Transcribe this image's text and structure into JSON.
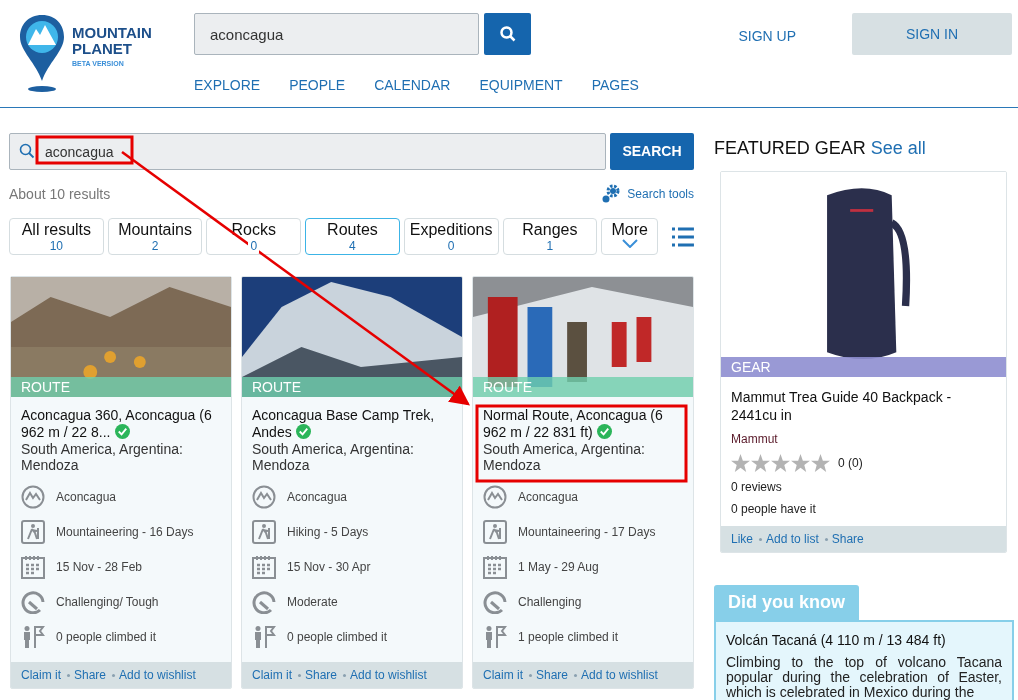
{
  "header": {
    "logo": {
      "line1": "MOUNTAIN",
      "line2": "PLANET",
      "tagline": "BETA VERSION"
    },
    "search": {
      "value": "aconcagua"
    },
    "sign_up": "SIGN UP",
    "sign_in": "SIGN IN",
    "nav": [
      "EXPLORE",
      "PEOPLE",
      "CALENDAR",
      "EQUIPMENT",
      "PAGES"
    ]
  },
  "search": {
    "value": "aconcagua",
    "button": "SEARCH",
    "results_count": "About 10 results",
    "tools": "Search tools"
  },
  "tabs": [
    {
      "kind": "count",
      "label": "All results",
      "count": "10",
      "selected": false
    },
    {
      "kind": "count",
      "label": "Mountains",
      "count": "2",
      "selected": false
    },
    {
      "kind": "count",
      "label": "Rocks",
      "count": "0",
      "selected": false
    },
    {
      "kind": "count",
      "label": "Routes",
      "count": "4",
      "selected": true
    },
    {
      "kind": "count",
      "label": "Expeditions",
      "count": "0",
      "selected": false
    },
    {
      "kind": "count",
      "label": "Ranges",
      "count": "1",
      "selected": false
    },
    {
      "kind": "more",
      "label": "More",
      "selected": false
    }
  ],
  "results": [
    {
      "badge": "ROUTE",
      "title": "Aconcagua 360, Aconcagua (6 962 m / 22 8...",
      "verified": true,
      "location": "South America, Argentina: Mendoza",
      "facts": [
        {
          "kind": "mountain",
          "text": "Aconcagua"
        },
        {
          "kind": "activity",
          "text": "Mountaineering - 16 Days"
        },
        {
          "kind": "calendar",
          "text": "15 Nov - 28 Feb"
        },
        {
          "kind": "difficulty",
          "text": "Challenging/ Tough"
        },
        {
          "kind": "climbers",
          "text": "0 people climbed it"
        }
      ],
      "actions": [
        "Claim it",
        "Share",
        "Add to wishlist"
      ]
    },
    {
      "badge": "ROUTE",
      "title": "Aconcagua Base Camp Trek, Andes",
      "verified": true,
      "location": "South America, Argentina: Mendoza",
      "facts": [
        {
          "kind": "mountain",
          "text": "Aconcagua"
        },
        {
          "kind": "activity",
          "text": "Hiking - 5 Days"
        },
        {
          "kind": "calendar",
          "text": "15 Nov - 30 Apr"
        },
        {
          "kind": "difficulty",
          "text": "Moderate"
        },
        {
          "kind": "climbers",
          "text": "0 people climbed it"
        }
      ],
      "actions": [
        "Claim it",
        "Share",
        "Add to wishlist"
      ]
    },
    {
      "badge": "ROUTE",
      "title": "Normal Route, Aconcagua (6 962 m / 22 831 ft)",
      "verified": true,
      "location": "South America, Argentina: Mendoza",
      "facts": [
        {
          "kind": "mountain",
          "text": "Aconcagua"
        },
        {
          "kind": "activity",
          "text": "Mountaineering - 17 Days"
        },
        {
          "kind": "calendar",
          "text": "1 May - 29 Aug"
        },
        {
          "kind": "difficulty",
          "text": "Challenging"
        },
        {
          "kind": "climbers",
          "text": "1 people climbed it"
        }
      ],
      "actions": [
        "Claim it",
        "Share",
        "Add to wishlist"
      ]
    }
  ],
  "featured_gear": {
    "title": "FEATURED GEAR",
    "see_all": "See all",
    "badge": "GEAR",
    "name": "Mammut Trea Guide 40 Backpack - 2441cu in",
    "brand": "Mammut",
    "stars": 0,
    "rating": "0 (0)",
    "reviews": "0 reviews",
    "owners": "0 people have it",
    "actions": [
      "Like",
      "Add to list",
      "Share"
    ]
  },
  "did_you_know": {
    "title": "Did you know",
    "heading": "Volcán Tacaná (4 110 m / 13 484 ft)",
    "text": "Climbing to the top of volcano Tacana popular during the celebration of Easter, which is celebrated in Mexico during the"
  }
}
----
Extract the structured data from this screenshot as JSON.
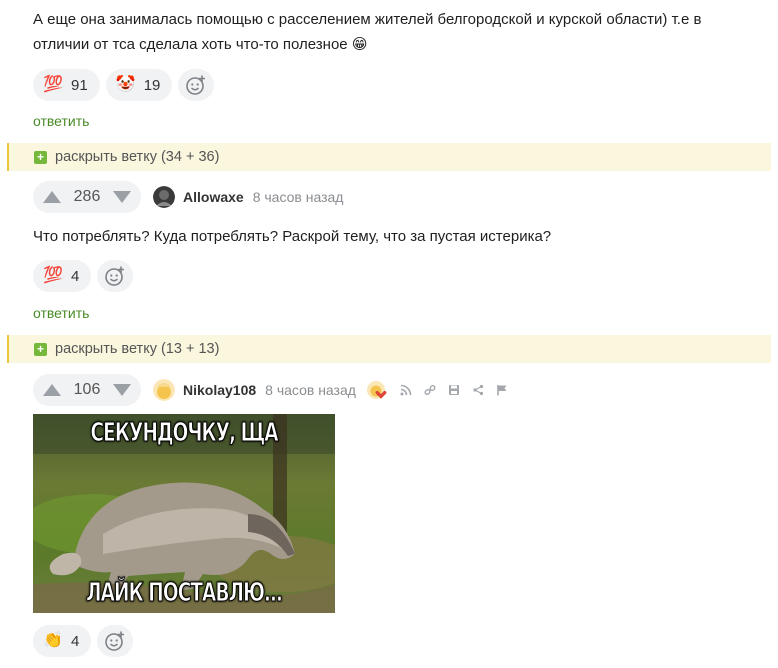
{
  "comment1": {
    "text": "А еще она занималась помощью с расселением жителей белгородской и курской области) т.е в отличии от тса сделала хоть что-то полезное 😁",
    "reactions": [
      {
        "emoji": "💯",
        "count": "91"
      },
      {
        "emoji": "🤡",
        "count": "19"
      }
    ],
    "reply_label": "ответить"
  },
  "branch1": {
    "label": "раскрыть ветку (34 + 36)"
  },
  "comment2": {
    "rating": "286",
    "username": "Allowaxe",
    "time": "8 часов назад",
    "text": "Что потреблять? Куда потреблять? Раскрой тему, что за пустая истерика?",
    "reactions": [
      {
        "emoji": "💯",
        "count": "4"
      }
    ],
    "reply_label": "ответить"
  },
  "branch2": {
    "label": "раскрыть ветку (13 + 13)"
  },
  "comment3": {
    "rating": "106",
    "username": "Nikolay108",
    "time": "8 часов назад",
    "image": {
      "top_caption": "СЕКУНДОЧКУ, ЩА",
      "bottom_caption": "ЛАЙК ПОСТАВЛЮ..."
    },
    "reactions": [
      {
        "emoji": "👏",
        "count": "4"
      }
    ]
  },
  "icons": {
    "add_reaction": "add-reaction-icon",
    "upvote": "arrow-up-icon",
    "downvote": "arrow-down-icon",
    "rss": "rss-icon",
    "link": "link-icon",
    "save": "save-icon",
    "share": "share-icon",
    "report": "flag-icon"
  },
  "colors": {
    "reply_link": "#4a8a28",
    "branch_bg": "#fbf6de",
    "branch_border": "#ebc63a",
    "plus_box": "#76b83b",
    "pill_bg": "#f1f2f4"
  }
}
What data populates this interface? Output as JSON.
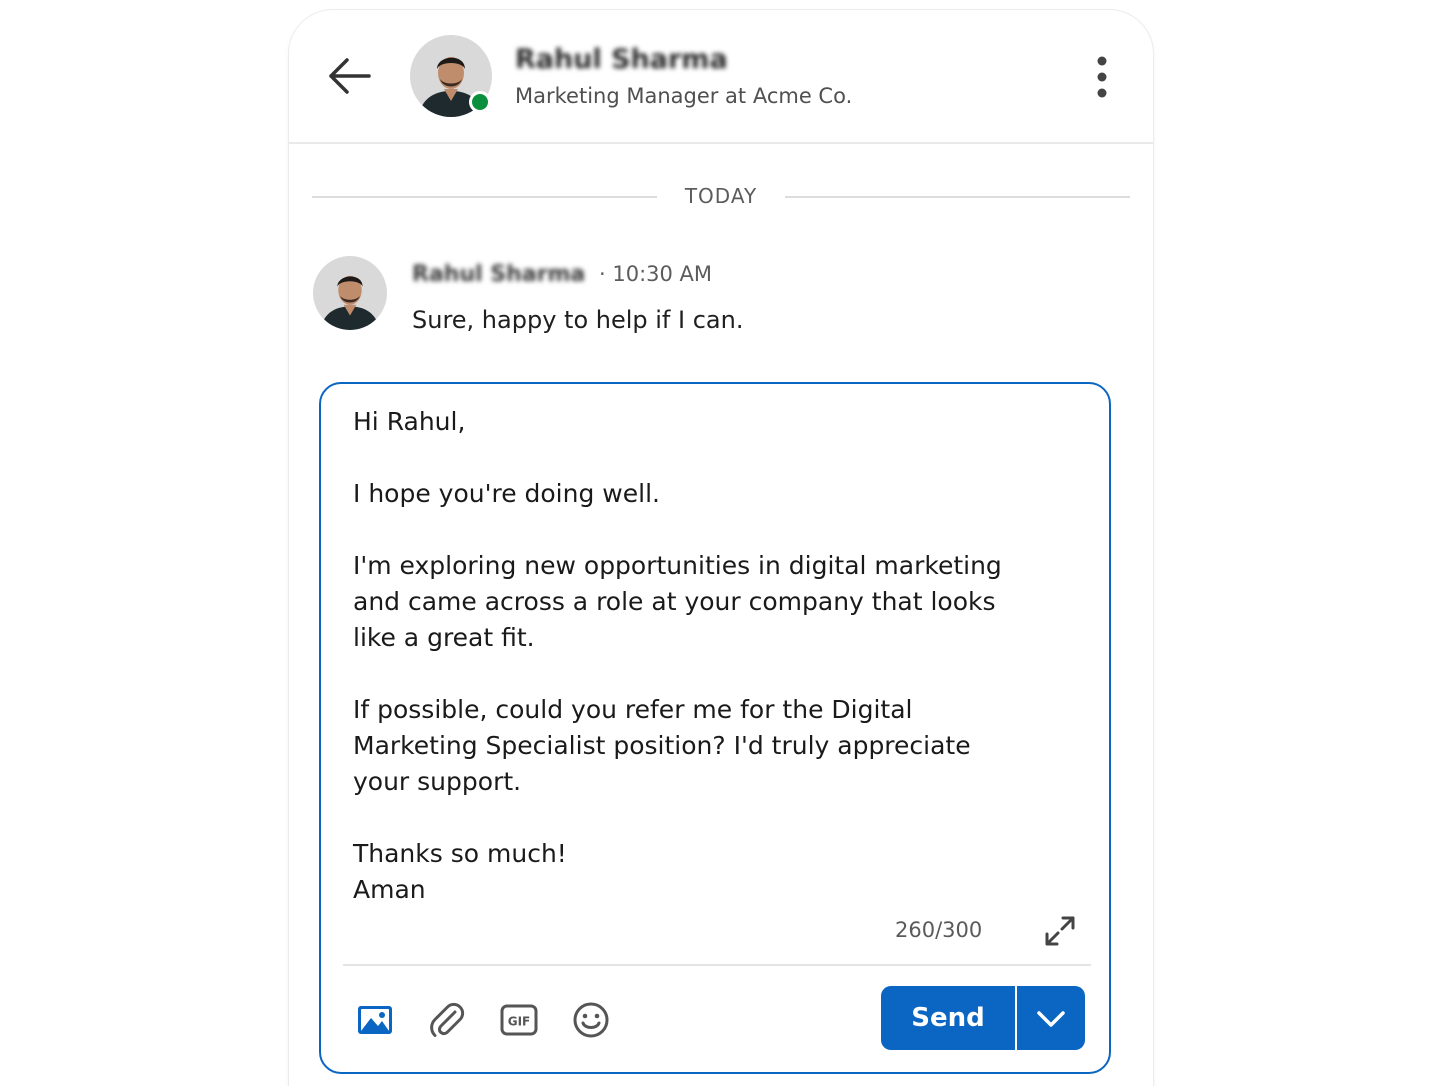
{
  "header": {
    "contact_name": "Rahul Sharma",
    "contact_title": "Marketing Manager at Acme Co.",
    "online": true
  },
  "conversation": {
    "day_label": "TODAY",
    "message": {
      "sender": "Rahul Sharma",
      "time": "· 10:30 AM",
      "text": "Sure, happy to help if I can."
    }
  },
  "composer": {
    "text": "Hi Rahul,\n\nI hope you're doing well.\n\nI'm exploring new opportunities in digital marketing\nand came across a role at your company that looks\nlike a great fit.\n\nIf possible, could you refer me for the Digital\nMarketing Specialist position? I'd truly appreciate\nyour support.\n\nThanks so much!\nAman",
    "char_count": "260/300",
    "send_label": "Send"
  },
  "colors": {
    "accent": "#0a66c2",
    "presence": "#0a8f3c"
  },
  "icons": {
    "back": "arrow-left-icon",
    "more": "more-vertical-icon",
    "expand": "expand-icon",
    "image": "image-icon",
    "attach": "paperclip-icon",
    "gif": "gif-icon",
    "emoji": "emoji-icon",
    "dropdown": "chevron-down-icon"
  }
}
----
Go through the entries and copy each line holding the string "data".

Extract the structured data from this screenshot as JSON.
What data populates this interface? Output as JSON.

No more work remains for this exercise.